When we coach and train managers, there are a couple of topics we can always expect to get a lot of pushback on. One of those is providing “praise” (acknowledging effort or success). The people who balk at this usually express one of the following reasons:

  • they are worried that telling people they are doing a good job will make them complacent (just let the irony of that sink in for a moment) or
  • they feel like it’s going to take a lot of their time, or
  • they think it simply isn’t necessary, believing people either already know they are appreciated (they don’t) and it doesn’t matter to them (it does), or
  • they believe a paycheck is acknowledgement enough (yes, there are people who really believe that).

While I want to validate that their feelings are real, these aren’t actually rooted in reality.

People need to hear they are doing a good job and making a difference. This is particularly important in the workplace. Since work gets so much of our energy, it’s nice to know that our efforts don’t go unnoticed.
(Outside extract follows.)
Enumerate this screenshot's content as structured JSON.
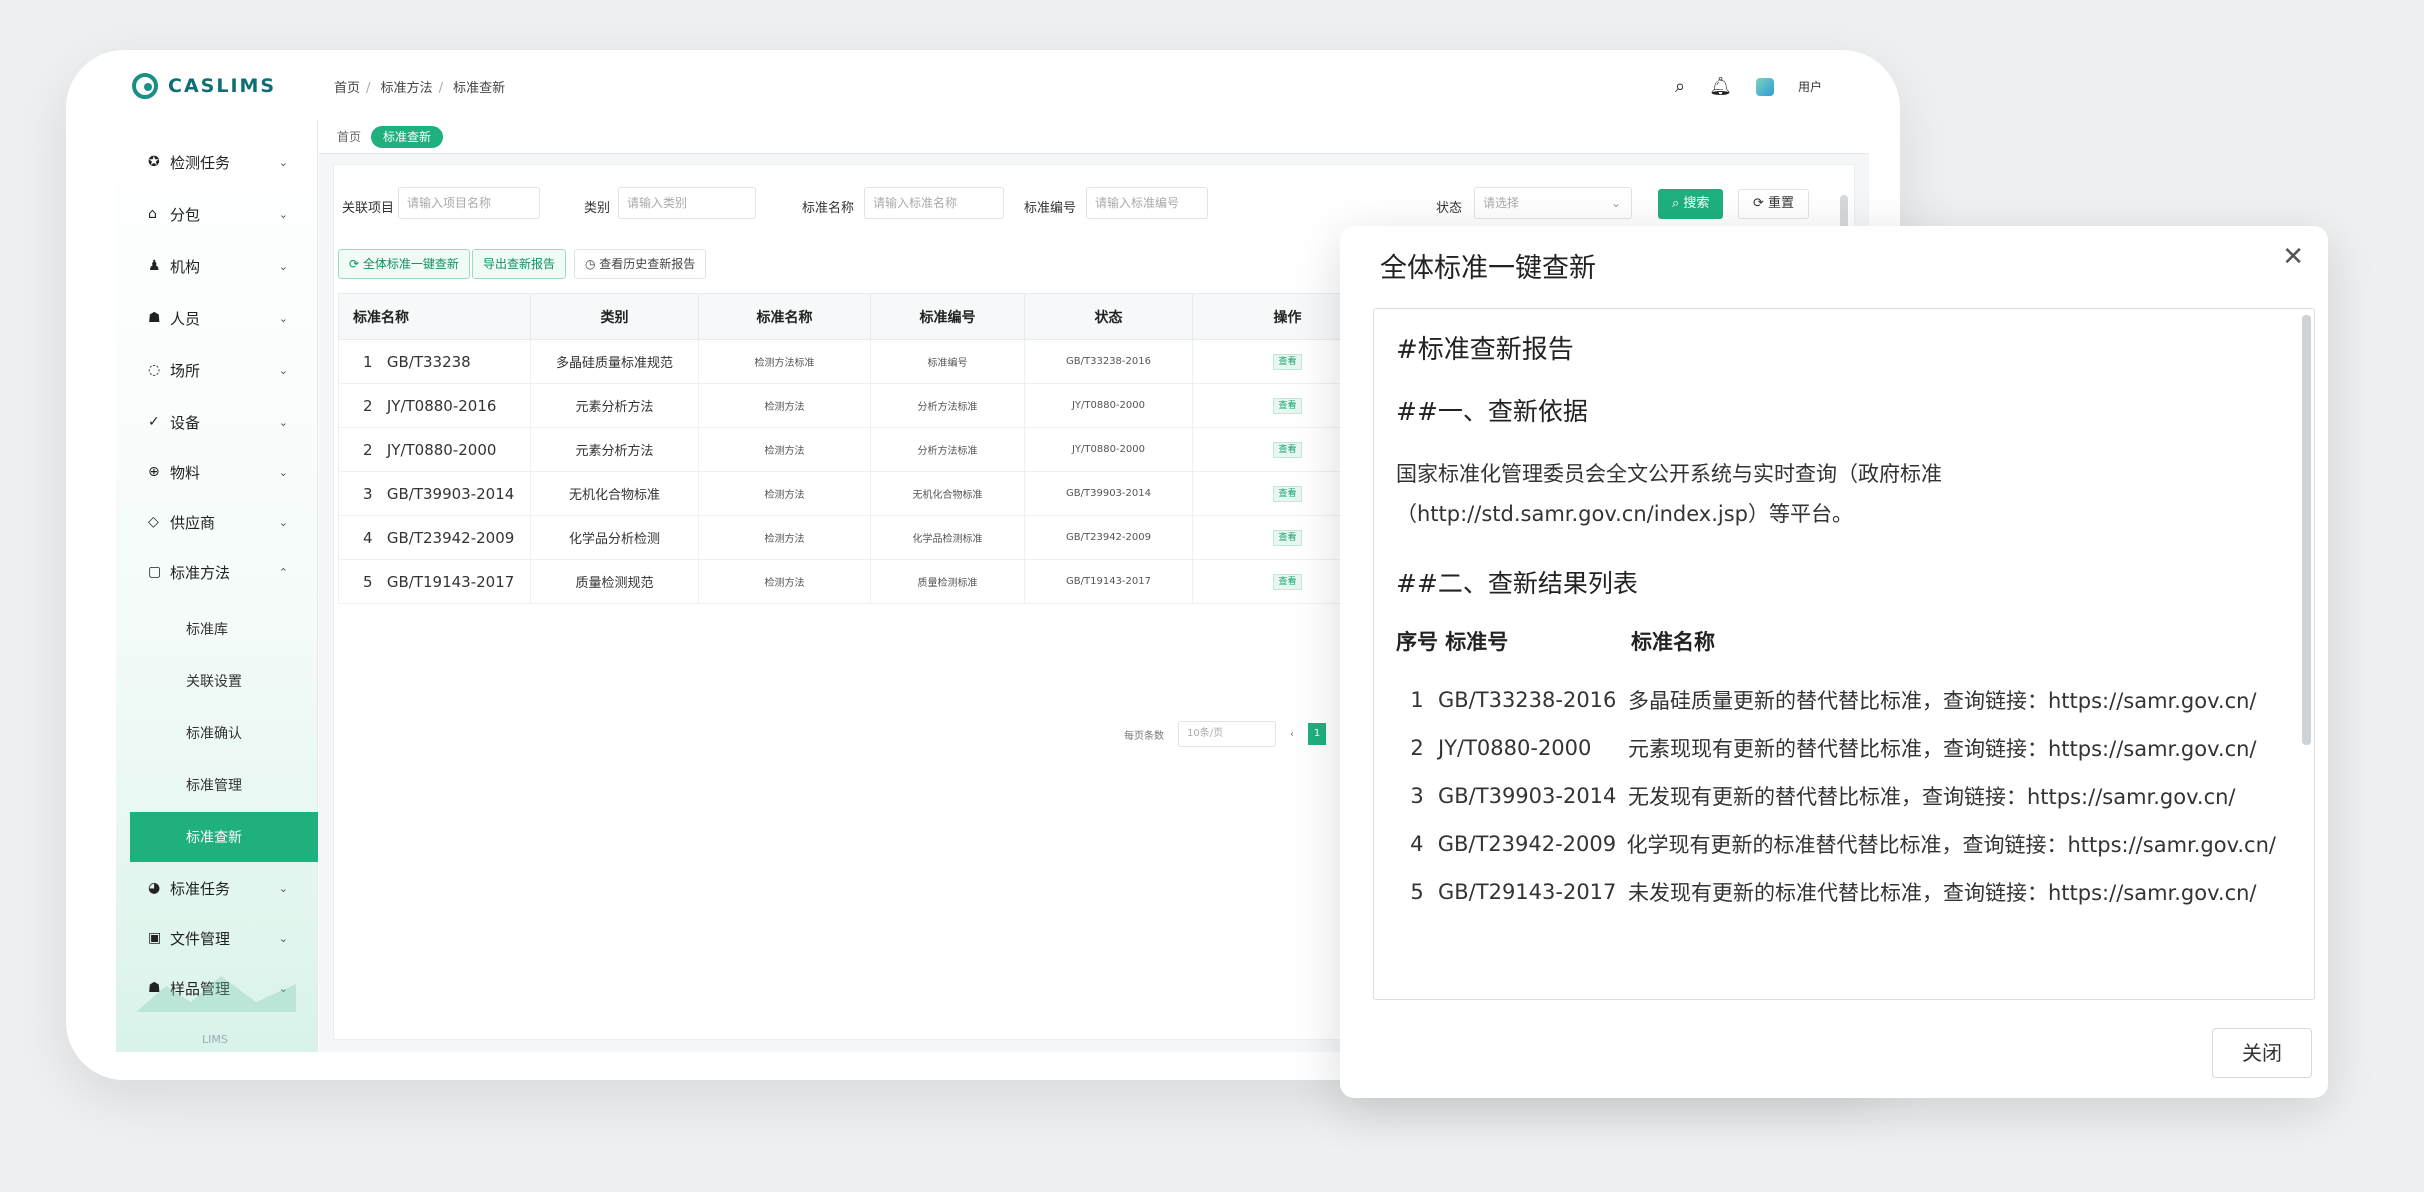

It also creates a culture of encouragement, where people can stretch beyond their current capacity, with a chance to be and do more.

So, what are some ways we can begin to let others know they matter?

  1. Become a strengths spotter: even your most difficult employee has strengths they bring to the table, so start noticing those! Perhaps they always encourage others to give input, or they have a perfect attendance record. Find what’s good about someone and build on it.
  2. Catch people doing things right: look for little moments where things are going well and acknowledge them; for example, when everyone on the production floor is focused and busy or the meeting was particularly productive and respectful.
  3. Be a good listener: one of the most underrated ways to show we care about others and value what they say is actually listening to them. This displays respect and allows you to learn what matters to them (win-win).
  4. Make time for your employees: where we spend our time is a clear indication of what matters to us. Team meetings, huddles, and one on ones are all opportunities to develop and maintain relationships with the members of your team.

You might be one of those people who cares deeply about your folks and notices what they contribute, but just doesn’t quite know how to put it into words. Don’t despair!

Here are a few phrases to get you started:

You did a great job with ____________.

Thank you so much for all your hard work with ____________.

I am so glad you are part of the team.

I’d love to hear your opinion/thoughts/ideas on ____________.

Would you be willing to share your expertise with this?

We all have the opportunity to speak good into others’ lives and letting people know they matter is one of the one of the best ways to do so. Embrace Valentine’s Day as an easy opportunity to express appreciation for the people who work with, for, and around you, but don’t let it end there. Make it a practice of letting others know they are valued and be the person who makes everybody feel like a somebody.